While wrestling and the law seem to have little in common, both enterprises require face-to-face showdowns which...
While wrestling and the law seem to have little in common, both enterprises require face-to-face showdowns which are the culmination of long periods of preparation. Sandy Weinberg found immense success in both arenas, often under the brightest of spotlights.
Since serving as the lead prosecutor in the early '80s for the government's case against recently pardoned financier Marc Rich, Sandy has been featured in national news stories. Such high profile attention is common for him, although he now practices as a defense attorney in Tampa.
"As a federal prosecutor, I was blessed to be assigned to fascinating cases," says Sandy, who served under Rudy Guiliani as Assistant U.S. Attorney in New York from 1979-85. "Now, as a defense attorney, I have a most interesting white-collar criminal defense practice."
Working on what he calls "very high profile and contentious cases," Sandy operates under intense media scrutiny.
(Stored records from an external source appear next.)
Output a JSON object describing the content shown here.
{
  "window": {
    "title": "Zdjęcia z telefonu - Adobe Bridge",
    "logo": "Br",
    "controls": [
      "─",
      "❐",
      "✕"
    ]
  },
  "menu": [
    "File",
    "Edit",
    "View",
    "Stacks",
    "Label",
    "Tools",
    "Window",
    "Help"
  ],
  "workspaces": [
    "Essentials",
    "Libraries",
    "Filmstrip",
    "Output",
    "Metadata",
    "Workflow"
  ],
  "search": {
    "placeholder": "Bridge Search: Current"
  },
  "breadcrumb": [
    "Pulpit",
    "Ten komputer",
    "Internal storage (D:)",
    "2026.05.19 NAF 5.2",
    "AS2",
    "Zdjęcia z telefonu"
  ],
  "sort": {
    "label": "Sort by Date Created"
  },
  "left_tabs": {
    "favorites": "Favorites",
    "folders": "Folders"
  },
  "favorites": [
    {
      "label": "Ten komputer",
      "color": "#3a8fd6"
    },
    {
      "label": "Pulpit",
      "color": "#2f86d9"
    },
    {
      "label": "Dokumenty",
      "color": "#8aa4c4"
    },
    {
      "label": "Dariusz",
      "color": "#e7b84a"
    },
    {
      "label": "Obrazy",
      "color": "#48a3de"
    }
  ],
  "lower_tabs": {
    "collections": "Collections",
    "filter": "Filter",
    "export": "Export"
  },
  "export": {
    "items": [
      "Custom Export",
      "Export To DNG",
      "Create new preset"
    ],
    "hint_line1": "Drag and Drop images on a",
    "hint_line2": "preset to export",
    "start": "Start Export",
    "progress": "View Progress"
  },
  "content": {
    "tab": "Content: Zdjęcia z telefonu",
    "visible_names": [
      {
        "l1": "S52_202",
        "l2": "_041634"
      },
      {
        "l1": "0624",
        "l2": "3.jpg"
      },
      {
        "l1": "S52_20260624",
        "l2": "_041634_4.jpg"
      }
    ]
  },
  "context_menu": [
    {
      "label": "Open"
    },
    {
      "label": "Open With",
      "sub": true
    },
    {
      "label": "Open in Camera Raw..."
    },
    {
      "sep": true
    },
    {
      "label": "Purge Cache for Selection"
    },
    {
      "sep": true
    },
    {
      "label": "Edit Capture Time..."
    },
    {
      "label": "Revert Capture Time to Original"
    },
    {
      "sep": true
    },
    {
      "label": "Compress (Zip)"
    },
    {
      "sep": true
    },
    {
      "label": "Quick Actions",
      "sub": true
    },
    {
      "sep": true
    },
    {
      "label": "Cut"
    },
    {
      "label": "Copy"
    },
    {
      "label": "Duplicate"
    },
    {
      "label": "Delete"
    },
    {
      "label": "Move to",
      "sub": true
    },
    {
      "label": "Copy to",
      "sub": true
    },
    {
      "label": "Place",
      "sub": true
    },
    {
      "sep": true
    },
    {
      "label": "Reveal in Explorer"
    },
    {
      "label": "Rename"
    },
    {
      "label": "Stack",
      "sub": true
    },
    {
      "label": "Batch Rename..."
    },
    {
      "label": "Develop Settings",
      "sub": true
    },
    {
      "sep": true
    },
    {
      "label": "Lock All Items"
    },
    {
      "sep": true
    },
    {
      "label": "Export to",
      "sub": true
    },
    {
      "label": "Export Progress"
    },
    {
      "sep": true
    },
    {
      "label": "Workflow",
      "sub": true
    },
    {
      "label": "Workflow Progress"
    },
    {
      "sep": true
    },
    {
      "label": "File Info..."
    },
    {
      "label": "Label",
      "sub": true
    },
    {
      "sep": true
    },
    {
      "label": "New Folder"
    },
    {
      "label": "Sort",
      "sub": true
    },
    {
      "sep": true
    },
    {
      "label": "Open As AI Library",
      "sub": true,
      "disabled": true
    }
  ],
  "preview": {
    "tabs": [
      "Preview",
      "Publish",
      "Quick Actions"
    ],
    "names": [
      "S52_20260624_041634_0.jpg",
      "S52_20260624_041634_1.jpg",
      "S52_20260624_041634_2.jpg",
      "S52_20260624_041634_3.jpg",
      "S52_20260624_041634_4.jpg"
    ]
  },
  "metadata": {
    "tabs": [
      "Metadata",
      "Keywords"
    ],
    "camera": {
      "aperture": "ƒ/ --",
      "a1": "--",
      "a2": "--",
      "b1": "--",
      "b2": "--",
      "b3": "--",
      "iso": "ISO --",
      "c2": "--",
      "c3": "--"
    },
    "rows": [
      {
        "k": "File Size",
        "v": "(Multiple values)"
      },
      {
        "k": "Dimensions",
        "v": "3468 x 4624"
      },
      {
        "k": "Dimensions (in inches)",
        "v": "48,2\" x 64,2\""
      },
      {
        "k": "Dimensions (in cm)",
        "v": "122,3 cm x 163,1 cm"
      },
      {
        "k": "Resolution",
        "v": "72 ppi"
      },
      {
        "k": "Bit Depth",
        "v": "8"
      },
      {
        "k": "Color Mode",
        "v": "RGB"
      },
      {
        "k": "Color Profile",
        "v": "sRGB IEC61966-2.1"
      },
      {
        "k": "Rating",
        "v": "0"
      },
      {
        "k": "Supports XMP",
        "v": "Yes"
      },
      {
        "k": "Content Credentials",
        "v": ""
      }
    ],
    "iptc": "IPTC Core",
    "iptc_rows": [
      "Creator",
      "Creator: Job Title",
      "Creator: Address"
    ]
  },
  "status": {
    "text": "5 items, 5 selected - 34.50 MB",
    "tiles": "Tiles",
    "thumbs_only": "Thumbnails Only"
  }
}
He recently defended the Church of Scientology in a wrongful death suit, which he says was the most difficult challenge he has faced.
When his thoughts turn to Baylor, Sandy recalls a similarly pressure-packed victory. "I remember winning the Mid-South Championship wrestling match," he says. "My nemesis and I had had several tight matches, and we faced each other again. I hammered him in the biggest match of all, but it was the culmination of a lot of hard work."
Sandy's talent on the mat was eclipsed only by his ability in the classroom. The dedication he showed as a student and athlete is the same quality he credits as essential to his success as an attorney.
"I have a passion for the law," he says. "Whether prosecuting or defending, I am absolutely committed to my client. I eat, drink and sleep a case."